This exercise asks for the records to be retyped exactly as they read.

[Raw data Boundary: Start]

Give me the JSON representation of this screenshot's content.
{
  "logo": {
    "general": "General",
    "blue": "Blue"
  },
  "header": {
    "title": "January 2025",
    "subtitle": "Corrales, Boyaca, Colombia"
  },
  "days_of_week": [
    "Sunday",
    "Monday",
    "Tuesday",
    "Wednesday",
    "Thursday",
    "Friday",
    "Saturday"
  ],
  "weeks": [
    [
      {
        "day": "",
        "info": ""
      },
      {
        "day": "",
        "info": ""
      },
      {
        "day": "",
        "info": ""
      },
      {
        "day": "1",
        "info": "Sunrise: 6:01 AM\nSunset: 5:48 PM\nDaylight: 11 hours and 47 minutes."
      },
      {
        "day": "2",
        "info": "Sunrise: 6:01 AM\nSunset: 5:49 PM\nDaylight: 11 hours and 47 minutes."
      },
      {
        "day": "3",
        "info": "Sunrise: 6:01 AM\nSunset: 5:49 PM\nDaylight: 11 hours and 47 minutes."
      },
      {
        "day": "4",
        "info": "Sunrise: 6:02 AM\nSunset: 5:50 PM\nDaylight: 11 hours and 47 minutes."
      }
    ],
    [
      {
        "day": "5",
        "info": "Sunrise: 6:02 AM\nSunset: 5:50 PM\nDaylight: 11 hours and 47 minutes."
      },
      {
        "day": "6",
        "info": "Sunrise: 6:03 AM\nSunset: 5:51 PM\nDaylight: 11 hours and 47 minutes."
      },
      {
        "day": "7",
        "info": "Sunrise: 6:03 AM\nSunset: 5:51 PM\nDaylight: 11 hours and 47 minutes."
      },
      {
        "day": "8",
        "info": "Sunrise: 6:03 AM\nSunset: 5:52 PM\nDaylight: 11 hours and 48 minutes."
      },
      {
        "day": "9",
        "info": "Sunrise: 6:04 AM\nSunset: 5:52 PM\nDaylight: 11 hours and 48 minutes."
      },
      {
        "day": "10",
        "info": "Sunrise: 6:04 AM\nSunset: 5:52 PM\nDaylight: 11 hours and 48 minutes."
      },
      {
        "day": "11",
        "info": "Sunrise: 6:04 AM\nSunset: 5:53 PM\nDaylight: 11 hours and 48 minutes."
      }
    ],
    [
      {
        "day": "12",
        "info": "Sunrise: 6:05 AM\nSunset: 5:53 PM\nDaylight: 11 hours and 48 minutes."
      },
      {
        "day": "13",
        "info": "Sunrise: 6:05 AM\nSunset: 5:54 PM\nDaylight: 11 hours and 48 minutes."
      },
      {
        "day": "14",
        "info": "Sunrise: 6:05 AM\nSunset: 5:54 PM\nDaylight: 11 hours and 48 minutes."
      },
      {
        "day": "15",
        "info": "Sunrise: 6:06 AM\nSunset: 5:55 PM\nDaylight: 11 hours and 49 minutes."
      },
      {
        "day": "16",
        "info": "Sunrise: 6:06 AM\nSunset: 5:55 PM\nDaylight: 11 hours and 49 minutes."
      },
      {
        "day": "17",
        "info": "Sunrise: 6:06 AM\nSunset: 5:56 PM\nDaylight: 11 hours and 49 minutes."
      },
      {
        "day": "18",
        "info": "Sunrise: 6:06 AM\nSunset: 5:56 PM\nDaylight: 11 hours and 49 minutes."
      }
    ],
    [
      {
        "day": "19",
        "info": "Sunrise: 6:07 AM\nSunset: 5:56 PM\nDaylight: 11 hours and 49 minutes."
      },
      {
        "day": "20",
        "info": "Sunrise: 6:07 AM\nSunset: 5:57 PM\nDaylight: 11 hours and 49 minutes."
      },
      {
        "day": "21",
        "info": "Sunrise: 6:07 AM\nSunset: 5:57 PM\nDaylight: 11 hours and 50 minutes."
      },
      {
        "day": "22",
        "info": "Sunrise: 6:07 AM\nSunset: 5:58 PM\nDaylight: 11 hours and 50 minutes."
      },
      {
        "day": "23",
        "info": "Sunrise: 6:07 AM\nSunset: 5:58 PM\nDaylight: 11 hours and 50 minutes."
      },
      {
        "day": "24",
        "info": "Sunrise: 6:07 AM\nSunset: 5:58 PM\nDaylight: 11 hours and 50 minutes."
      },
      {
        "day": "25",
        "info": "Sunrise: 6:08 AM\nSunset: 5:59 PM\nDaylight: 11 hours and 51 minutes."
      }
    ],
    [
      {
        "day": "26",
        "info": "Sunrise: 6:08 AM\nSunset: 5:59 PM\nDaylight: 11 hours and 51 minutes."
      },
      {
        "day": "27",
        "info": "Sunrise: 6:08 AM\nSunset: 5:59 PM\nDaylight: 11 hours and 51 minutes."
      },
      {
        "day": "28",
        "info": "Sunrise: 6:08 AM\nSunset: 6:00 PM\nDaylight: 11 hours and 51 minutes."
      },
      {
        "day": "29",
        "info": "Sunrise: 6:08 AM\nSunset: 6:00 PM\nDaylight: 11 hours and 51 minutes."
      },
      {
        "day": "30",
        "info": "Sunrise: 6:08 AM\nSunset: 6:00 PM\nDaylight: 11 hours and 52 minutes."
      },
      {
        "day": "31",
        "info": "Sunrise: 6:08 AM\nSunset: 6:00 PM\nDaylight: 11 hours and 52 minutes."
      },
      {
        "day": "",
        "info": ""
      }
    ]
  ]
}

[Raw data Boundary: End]

__Response area__:
Give me the JSON representation of this screenshot's content.
{
  "logo": {
    "general": "General",
    "blue": "Blue"
  },
  "header": {
    "title": "January 2025",
    "subtitle": "Corrales, Boyaca, Colombia"
  },
  "days_of_week": [
    "Sunday",
    "Monday",
    "Tuesday",
    "Wednesday",
    "Thursday",
    "Friday",
    "Saturday"
  ],
  "weeks": [
    [
      {
        "day": "",
        "info": ""
      },
      {
        "day": "",
        "info": ""
      },
      {
        "day": "",
        "info": ""
      },
      {
        "day": "1",
        "info": "Sunrise: 6:01 AM\nSunset: 5:48 PM\nDaylight: 11 hours and 47 minutes."
      },
      {
        "day": "2",
        "info": "Sunrise: 6:01 AM\nSunset: 5:49 PM\nDaylight: 11 hours and 47 minutes."
      },
      {
        "day": "3",
        "info": "Sunrise: 6:01 AM\nSunset: 5:49 PM\nDaylight: 11 hours and 47 minutes."
      },
      {
        "day": "4",
        "info": "Sunrise: 6:02 AM\nSunset: 5:50 PM\nDaylight: 11 hours and 47 minutes."
      }
    ],
    [
      {
        "day": "5",
        "info": "Sunrise: 6:02 AM\nSunset: 5:50 PM\nDaylight: 11 hours and 47 minutes."
      },
      {
        "day": "6",
        "info": "Sunrise: 6:03 AM\nSunset: 5:51 PM\nDaylight: 11 hours and 47 minutes."
      },
      {
        "day": "7",
        "info": "Sunrise: 6:03 AM\nSunset: 5:51 PM\nDaylight: 11 hours and 47 minutes."
      },
      {
        "day": "8",
        "info": "Sunrise: 6:03 AM\nSunset: 5:52 PM\nDaylight: 11 hours and 48 minutes."
      },
      {
        "day": "9",
        "info": "Sunrise: 6:04 AM\nSunset: 5:52 PM\nDaylight: 11 hours and 48 minutes."
      },
      {
        "day": "10",
        "info": "Sunrise: 6:04 AM\nSunset: 5:52 PM\nDaylight: 11 hours and 48 minutes."
      },
      {
        "day": "11",
        "info": "Sunrise: 6:04 AM\nSunset: 5:53 PM\nDaylight: 11 hours and 48 minutes."
      }
    ],
    [
      {
        "day": "12",
        "info": "Sunrise: 6:05 AM\nSunset: 5:53 PM\nDaylight: 11 hours and 48 minutes."
      },
      {
        "day": "13",
        "info": "Sunrise: 6:05 AM\nSunset: 5:54 PM\nDaylight: 11 hours and 48 minutes."
      },
      {
        "day": "14",
        "info": "Sunrise: 6:05 AM\nSunset: 5:54 PM\nDaylight: 11 hours and 48 minutes."
      },
      {
        "day": "15",
        "info": "Sunrise: 6:06 AM\nSunset: 5:55 PM\nDaylight: 11 hours and 49 minutes."
      },
      {
        "day": "16",
        "info": "Sunrise: 6:06 AM\nSunset: 5:55 PM\nDaylight: 11 hours and 49 minutes."
      },
      {
        "day": "17",
        "info": "Sunrise: 6:06 AM\nSunset: 5:56 PM\nDaylight: 11 hours and 49 minutes."
      },
      {
        "day": "18",
        "info": "Sunrise: 6:06 AM\nSunset: 5:56 PM\nDaylight: 11 hours and 49 minutes."
      }
    ],
    [
      {
        "day": "19",
        "info": "Sunrise: 6:07 AM\nSunset: 5:56 PM\nDaylight: 11 hours and 49 minutes."
      },
      {
        "day": "20",
        "info": "Sunrise: 6:07 AM\nSunset: 5:57 PM\nDaylight: 11 hours and 49 minutes."
      },
      {
        "day": "21",
        "info": "Sunrise: 6:07 AM\nSunset: 5:57 PM\nDaylight: 11 hours and 50 minutes."
      },
      {
        "day": "22",
        "info": "Sunrise: 6:07 AM\nSunset: 5:58 PM\nDaylight: 11 hours and 50 minutes."
      },
      {
        "day": "23",
        "info": "Sunrise: 6:07 AM\nSunset: 5:58 PM\nDaylight: 11 hours and 50 minutes."
      },
      {
        "day": "24",
        "info": "Sunrise: 6:07 AM\nSunset: 5:58 PM\nDaylight: 11 hours and 50 minutes."
      },
      {
        "day": "25",
        "info": "Sunrise: 6:08 AM\nSunset: 5:59 PM\nDaylight: 11 hours and 51 minutes."
      }
    ],
    [
      {
        "day": "26",
        "info": "Sunrise: 6:08 AM\nSunset: 5:59 PM\nDaylight: 11 hours and 51 minutes."
      },
      {
        "day": "27",
        "info": "Sunrise: 6:08 AM\nSunset: 5:59 PM\nDaylight: 11 hours and 51 minutes."
      },
      {
        "day": "28",
        "info": "Sunrise: 6:08 AM\nSunset: 6:00 PM\nDaylight: 11 hours and 51 minutes."
      },
      {
        "day": "29",
        "info": "Sunrise: 6:08 AM\nSunset: 6:00 PM\nDaylight: 11 hours and 51 minutes."
      },
      {
        "day": "30",
        "info": "Sunrise: 6:08 AM\nSunset: 6:00 PM\nDaylight: 11 hours and 52 minutes."
      },
      {
        "day": "31",
        "info": "Sunrise: 6:08 AM\nSunset: 6:00 PM\nDaylight: 11 hours and 52 minutes."
      },
      {
        "day": "",
        "info": ""
      }
    ]
  ]
}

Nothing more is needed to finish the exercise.